Given data >>
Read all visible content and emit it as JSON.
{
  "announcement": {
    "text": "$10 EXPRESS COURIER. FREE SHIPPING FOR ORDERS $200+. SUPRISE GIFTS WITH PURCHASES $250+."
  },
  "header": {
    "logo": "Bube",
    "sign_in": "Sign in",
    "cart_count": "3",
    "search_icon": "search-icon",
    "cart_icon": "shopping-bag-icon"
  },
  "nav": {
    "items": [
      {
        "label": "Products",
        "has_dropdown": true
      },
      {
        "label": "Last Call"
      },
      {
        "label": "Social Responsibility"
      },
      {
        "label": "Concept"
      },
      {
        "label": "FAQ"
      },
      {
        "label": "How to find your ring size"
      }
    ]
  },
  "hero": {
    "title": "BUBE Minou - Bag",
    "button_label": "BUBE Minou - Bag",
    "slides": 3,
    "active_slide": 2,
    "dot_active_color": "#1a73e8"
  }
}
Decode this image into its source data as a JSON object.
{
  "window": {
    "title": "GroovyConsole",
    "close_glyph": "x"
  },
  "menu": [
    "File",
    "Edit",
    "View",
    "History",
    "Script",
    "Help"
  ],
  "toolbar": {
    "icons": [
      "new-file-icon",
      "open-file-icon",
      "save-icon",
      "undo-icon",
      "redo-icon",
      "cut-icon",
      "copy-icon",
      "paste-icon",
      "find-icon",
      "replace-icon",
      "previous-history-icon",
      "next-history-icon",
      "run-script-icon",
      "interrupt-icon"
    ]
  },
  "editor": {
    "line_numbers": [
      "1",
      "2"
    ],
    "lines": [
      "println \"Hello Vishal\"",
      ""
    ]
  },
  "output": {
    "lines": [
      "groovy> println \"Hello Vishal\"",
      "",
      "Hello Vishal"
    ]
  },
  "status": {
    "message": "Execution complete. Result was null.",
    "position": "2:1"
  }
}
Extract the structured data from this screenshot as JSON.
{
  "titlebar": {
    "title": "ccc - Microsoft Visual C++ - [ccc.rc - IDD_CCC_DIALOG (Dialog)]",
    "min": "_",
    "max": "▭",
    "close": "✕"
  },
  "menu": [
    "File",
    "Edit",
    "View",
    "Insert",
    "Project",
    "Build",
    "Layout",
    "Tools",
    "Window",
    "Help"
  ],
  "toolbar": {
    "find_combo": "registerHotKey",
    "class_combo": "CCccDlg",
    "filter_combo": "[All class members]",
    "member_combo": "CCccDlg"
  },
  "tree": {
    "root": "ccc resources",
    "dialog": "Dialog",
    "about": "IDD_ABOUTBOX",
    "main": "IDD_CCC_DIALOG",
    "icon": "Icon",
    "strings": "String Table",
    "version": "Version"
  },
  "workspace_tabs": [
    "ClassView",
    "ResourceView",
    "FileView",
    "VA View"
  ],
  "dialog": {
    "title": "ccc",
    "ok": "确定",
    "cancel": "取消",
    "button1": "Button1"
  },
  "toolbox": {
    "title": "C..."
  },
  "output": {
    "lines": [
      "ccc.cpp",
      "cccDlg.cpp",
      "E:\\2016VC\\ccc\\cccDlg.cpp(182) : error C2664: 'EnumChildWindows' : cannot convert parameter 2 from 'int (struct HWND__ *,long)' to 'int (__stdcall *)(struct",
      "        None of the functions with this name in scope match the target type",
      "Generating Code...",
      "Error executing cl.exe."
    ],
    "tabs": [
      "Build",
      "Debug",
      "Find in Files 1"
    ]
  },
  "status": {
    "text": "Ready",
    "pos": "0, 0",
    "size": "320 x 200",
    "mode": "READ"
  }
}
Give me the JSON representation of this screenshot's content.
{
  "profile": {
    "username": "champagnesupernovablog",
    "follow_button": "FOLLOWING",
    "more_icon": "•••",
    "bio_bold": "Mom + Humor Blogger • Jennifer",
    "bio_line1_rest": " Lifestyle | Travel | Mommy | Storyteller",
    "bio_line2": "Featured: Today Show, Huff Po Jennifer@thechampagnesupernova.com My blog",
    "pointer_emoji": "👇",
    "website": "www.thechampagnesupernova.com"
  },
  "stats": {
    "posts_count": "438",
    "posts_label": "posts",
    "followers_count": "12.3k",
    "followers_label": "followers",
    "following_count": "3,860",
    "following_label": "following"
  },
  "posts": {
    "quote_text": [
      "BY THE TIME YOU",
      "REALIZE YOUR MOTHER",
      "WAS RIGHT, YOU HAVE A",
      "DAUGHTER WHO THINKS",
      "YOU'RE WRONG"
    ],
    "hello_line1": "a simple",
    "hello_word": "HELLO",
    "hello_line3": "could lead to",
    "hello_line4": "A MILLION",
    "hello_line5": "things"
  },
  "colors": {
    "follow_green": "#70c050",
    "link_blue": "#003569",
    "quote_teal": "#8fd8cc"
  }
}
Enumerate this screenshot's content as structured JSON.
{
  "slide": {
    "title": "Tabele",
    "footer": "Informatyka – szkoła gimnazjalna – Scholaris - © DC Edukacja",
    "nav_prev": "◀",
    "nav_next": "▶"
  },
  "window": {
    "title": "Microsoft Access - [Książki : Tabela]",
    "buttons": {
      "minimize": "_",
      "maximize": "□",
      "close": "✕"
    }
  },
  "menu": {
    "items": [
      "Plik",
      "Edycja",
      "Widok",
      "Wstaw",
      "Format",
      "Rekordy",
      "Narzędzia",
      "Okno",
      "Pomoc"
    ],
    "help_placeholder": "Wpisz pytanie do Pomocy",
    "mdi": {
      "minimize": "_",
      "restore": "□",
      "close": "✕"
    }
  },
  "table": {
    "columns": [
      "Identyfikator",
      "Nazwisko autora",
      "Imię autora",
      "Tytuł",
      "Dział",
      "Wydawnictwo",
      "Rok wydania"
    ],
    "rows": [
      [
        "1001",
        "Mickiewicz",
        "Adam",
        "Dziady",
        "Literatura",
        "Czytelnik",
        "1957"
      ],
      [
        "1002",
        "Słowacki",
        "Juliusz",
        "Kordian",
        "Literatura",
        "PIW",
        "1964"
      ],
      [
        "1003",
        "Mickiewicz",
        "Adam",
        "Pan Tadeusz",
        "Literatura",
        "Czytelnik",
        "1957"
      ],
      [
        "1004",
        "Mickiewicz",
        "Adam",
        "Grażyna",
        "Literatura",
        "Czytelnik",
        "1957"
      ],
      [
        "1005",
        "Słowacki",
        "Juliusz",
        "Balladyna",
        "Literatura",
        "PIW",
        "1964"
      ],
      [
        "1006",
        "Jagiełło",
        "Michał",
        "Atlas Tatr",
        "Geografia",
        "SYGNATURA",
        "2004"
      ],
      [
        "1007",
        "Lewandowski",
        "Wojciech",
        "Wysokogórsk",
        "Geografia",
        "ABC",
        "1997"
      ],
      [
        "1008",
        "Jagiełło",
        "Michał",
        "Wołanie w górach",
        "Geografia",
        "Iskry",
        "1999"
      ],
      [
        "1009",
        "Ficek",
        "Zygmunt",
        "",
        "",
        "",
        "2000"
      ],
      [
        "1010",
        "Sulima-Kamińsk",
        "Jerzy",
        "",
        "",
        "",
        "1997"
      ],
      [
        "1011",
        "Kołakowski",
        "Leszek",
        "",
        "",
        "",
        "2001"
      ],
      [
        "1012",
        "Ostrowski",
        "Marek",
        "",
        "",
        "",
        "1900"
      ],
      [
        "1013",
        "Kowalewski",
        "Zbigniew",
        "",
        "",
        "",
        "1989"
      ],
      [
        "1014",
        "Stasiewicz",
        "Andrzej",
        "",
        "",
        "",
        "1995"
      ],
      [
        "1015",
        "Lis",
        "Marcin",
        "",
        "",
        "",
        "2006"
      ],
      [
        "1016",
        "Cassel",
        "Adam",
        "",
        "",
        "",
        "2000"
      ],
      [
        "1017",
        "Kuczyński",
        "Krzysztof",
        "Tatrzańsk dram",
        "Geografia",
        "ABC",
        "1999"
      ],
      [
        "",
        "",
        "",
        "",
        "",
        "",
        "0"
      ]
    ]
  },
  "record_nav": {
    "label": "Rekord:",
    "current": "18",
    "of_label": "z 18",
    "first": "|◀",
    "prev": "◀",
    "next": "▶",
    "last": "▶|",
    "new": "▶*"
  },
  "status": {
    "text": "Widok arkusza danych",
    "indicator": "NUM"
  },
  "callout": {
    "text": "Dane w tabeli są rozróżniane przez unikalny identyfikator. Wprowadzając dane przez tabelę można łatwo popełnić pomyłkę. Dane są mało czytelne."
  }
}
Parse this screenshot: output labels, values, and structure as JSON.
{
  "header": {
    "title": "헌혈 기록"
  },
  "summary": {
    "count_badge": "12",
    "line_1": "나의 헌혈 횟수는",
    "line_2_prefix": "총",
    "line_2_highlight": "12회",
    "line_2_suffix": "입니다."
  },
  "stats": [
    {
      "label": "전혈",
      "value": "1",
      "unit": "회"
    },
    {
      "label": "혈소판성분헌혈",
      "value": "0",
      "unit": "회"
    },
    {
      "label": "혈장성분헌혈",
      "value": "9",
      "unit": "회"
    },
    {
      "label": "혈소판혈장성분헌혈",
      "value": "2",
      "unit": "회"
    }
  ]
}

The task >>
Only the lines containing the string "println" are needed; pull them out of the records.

Response to the exercise >>
      "println \"Hello Vishal\"",
      "groovy> println \"Hello Vishal\"",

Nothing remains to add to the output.